The duration of the post-conflict transition has now lasted nearly as long as the war itself.
This April will mark the ninth anniversary of the People’s Movement that forced King Gyanendra to step aside, restore parliament and bring the Maoist guerrillas down from the mountains into an interim government. How many different ways can we say the same thing? The duration of the post-conflict transition has now lasted nearly as long as the war itself.
No one expected the peace process to be easy. The country was going from monarchy to republic, from war to peace. The inequality, injustice, discrimination and exclusion that were some of the precursors to the insurgency needed to be recognised and resolved through a new, genuinely democratic constitution.
To be sure, some significant achievements were made. Camps housing the Maoists were dismantled, and the guerrillas disarmed and demobilised. Some opted for golden handshakes, others were inducted into the national army. And despite the human and economic cost of the war, it did significantly make hitherto marginalised Nepalis aware of their rights. It forced the ruling class to grudgingly admit that it had for too long monopolised decision-making, neglecting or ignoring other castes and classes, regions and religions. Never before in Nepal’s history, through the Rana years to the Panchayat period, is the collective Nepali consciousness as alert to rights and justice as it is now.

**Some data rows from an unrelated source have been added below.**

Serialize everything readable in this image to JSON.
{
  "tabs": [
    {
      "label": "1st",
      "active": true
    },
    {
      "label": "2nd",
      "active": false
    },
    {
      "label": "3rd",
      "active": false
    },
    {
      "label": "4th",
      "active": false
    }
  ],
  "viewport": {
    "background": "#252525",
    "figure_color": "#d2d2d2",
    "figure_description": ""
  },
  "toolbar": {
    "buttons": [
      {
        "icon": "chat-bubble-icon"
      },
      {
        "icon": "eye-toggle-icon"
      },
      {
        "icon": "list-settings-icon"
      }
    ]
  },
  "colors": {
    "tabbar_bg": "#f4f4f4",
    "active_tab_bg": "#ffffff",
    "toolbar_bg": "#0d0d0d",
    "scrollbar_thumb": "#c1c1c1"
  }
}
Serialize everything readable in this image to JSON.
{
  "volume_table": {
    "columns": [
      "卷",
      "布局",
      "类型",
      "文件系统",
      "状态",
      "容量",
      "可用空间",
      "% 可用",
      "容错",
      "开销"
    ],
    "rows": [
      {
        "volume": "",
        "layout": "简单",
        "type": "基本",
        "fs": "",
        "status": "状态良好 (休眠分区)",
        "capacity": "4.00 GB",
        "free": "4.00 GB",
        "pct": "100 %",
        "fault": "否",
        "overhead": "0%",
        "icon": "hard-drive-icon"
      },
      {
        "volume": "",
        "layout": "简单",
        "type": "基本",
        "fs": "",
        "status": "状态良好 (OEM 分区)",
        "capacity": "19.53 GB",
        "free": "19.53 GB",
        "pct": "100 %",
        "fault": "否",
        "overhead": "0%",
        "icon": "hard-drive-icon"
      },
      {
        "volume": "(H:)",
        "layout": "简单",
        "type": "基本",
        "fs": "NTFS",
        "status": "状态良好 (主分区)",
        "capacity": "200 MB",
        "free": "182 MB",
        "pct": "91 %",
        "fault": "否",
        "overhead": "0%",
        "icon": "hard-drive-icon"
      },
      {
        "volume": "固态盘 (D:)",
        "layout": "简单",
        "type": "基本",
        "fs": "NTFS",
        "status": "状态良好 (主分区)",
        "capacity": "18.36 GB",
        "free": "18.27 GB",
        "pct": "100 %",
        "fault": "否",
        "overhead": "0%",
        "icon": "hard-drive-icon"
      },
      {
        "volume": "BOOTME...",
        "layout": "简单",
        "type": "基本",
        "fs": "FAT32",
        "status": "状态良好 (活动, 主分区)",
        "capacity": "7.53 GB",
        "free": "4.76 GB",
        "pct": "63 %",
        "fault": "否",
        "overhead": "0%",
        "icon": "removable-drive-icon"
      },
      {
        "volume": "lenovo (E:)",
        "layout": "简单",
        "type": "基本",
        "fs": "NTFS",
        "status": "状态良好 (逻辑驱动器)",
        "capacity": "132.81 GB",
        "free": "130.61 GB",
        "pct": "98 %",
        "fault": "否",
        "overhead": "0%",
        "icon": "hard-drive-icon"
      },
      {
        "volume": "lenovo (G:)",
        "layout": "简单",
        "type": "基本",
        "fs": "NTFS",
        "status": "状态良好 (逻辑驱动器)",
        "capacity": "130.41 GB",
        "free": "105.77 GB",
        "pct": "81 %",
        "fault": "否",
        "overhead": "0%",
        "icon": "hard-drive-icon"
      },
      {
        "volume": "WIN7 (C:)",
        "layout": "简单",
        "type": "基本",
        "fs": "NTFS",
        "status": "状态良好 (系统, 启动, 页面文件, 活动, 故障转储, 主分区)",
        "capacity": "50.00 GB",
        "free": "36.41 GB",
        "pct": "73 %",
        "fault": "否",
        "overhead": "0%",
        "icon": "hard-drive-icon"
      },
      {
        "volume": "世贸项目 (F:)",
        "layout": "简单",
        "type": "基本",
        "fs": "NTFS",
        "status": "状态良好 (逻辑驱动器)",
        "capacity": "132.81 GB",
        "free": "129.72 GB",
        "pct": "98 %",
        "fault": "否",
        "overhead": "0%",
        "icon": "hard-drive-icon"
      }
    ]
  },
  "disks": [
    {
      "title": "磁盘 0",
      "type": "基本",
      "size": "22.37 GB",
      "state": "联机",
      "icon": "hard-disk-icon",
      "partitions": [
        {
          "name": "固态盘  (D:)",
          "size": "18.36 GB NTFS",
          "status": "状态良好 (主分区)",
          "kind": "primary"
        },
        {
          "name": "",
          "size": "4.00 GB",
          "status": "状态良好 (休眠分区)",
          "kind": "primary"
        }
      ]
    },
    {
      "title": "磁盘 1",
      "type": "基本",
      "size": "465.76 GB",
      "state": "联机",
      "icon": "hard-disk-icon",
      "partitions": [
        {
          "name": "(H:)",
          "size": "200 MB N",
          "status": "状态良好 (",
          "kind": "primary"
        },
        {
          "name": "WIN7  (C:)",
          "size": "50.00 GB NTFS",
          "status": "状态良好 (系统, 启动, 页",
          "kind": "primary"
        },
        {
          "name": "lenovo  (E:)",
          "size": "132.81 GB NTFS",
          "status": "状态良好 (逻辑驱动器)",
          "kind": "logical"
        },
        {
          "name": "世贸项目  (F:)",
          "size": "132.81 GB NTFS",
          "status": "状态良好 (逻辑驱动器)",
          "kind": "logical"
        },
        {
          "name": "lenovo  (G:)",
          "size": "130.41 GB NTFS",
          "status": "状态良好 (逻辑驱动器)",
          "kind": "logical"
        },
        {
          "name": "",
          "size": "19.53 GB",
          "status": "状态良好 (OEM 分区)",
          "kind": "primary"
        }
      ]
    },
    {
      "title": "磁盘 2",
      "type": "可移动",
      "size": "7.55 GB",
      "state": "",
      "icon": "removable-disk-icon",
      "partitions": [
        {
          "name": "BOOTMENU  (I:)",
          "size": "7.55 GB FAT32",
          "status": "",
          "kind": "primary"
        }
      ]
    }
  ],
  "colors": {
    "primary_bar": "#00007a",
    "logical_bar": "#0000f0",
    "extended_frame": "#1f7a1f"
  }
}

But this has dragged on for too long. Many of us remember the elation of the ceasefire and restoration of democracy in April 2006. The sense of relief and optimism was palpable, finally we had a chance to reap the peace dividend, catch up with the lost decade of development, and address some of the underlying social issues.
That sense of cautious hope was reflected in an editorial in this newspaper titled ‘Freedom at midnight’ which we carried in this space in our 27 April 2006 issue #295.
Here is an urgent checklist: reciprocate the Maoist ceasefire to create the atmosphere for a peace process to start, bring the army effectively under parliamentary control, halt all major purchases of military hardware and helicopters and use freed up funds to kickstart service delivery of health and education to all corners of the country. Before the euphoria evaporates, people need to see immediate proof that democracy this time will mean an improvement in their lives.
Alas, it hasn’t quite worked out that way. The effort to complete the peace process by passing a new constitution and giving the country’s economic development new balance and momentum is faltering. Some of the earlier goals of the revolution for a more inclusive democracy through ‘ethnic liberation’ have turned out to be empty slogans. It’s plain old vote-bank politics masquerading as ethnic and regional autonomy.
Most Nepalis have seen through this, and have the common sense to know that mixing politics with religion and ethnicity can be explosive. They just want state services that work, and they want jobs.
But there are still some in the international community who hold on to the misconception that this is really a struggle for inclusion, identity and autonomy. Nothing could be further from the truth, and we can’t wake up someone who is pretending to sleep. However, both our big neighbours seem to be perfectly aware of the prospect of Nepal becoming unstable and affecting their national interest if we go down the current formula of federalism in the new constitution.
Chairman Dahal got that message loud and clear from the Chinese Communist Party hierarchy. To the South, there is a belated realisation that the handlers and bureaucrats who decided they knew best what was good for the Nepali people and foisted a fatally-flawed federal formula on us were playing with fire. The only question is how to backtrack without losing face, taking identity politics away from hotheads who have built their identity on ethnic politics, while ensuring that whatever comes now is not regressive.
Let us not try to correct past injustices by making an even bigger blunder. And let’s not wait till the tenth anniversary of the ceasefire to take this country forward.
Freedom at midnight, Editorial
Nepal’s people phenomenon, Kanak Mani Dixit
Days of future past, Kiyoko Ogura
Déjà vu, Editorial
Harder to forgive than forget, Qianyi Qin